US ethanol output rebounded faster than had been expected to a two-month high, boosted by margin improvement and a return of capacity online, and underpinning ideas of firm domestic corn demand.
US biofuel plants, which use corn as a feedstock, produced an average of 825,000 barrels a day of ethanol last week, the strongest figure since August, data from US Energy Information Administration said.
The figure represented a 3.0% rise week on week, the fastest rate of growth since April, and ahead of the pace expected by many observers.
At Linn Group, Jerrod Kitt said that he had expected some increase, given that "you do get rebounds in production at this time of year, as autumn scheduled maintenance starts to ebb away".
However, he had forecast only a 1% rise in output.
'It's not gangbusters'
The extent of the recovery was down "a lot to improved performance", with moves in corn and ethanol prices meaning plants were running with margins "which are now pink instead of red", Mr Kitt said.
"Margins are better, but it's not gangbusters," with plants even in the Midwest, where the relatively rich supply of corn keeps costs relatively low, still losing some 5-10 cents a gallon, including the likes of fixed costs.
"It's still not a great industry to be in."
Volumes were still some 10% below year ago levels, and expected to show a similar decline for the rest of the calendar year.
Slump and recovery
The recovery was particularly fast in plants outside the Midwest, which account for the minority of capacity, where output rebounded by 12.8% - recovering from a 20% slump the week before, and suggesting one-time issues may have been involved.
Ironically, this followed a reannouncement by Bunge this week that it is to close one of these outlying sites, in Mississippi, by November 30 because of poor margins.
So-called "destination plants", sited in areas outside the main corn-producing regions, often suffer lower margins, given the extra cost of transporting grain in – if they can get hold of sufficient quantities at all at times, as now, when supplies are squeezed.
The data - which imply US corn consumption by ethanol plants back on track to meet US Department of Agriculture projections for 2012-13 – come amid revived debate over domestic demand for the grain, which has underpinned prices.

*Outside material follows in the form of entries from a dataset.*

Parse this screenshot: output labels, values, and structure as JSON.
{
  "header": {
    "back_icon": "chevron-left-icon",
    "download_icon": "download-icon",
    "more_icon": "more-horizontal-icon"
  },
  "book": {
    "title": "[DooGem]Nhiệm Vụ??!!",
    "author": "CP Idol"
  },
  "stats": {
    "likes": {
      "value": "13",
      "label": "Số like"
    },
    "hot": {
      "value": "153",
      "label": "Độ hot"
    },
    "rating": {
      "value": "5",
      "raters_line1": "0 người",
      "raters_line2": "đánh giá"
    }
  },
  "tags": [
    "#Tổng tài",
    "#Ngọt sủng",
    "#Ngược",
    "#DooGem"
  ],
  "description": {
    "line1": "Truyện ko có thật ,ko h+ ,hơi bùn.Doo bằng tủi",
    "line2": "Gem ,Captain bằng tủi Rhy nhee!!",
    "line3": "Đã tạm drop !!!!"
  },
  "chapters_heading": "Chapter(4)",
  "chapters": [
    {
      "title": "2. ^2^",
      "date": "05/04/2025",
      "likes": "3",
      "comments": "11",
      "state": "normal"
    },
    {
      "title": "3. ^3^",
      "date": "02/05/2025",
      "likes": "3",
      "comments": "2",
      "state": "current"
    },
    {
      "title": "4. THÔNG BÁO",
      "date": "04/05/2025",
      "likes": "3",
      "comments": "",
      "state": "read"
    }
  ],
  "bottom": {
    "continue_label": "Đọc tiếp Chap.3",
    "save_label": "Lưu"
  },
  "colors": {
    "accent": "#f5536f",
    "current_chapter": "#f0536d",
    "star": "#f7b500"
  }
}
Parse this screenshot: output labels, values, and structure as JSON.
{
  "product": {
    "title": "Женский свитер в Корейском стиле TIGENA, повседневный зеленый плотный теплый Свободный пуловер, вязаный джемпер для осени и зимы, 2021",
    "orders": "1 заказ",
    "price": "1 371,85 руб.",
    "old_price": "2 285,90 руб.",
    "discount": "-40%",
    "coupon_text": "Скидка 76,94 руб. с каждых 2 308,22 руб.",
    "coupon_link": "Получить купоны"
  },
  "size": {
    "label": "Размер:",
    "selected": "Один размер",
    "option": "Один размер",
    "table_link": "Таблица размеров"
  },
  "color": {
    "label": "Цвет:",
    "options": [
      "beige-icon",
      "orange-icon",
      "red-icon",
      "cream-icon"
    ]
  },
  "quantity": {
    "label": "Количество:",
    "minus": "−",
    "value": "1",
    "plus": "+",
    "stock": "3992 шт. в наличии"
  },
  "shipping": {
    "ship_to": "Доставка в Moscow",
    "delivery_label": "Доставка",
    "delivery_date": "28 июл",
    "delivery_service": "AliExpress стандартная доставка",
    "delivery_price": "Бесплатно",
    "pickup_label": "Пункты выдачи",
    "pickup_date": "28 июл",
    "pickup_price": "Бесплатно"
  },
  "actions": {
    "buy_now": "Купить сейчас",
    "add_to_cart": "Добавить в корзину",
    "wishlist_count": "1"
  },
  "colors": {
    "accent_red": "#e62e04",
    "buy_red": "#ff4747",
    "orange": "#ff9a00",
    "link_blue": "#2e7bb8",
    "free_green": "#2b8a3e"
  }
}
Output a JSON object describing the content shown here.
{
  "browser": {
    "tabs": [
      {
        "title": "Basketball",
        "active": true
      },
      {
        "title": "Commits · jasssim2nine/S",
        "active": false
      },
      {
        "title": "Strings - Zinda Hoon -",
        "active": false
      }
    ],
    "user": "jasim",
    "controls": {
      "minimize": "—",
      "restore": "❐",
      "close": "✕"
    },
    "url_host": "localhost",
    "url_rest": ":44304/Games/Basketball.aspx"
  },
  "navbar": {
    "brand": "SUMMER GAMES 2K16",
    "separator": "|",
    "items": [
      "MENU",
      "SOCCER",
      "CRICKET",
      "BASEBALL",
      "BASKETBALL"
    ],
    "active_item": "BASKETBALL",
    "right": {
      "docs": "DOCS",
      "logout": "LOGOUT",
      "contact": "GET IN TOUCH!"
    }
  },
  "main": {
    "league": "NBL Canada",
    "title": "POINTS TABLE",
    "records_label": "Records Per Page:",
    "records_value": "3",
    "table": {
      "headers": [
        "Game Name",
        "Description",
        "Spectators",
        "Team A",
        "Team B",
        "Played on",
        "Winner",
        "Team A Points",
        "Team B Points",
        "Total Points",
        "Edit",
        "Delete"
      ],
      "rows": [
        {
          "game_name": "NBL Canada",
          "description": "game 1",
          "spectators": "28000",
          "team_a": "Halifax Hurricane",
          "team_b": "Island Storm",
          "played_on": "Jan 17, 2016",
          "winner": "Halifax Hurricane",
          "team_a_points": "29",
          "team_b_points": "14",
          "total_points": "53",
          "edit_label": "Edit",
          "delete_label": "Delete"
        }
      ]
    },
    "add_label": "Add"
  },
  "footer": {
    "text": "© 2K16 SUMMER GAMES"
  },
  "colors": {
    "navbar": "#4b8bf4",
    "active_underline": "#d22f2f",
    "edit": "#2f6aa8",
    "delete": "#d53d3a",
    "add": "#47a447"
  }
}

Chicago futures had, as of last night's close, risen 3% so far this week.
"Corn consumption is clearly slowing, but the pace may not yet be sufficiently slow to ration the available supplies," by Darrel Good, agribusiness economist at the University of Illinois, said.
"This suggests that, while higher prices are not likely needed, current price levels will be maintained a while longer."
However, futures were on Wednesday undermined by data showing strong Brazilian shipments of the grain last month, weakening expectations of the country losing its competitiveness on export markets.
Chicago's December contract stood 0.2% lower at $7.54 ¼ a bushel with an hour's trading to go.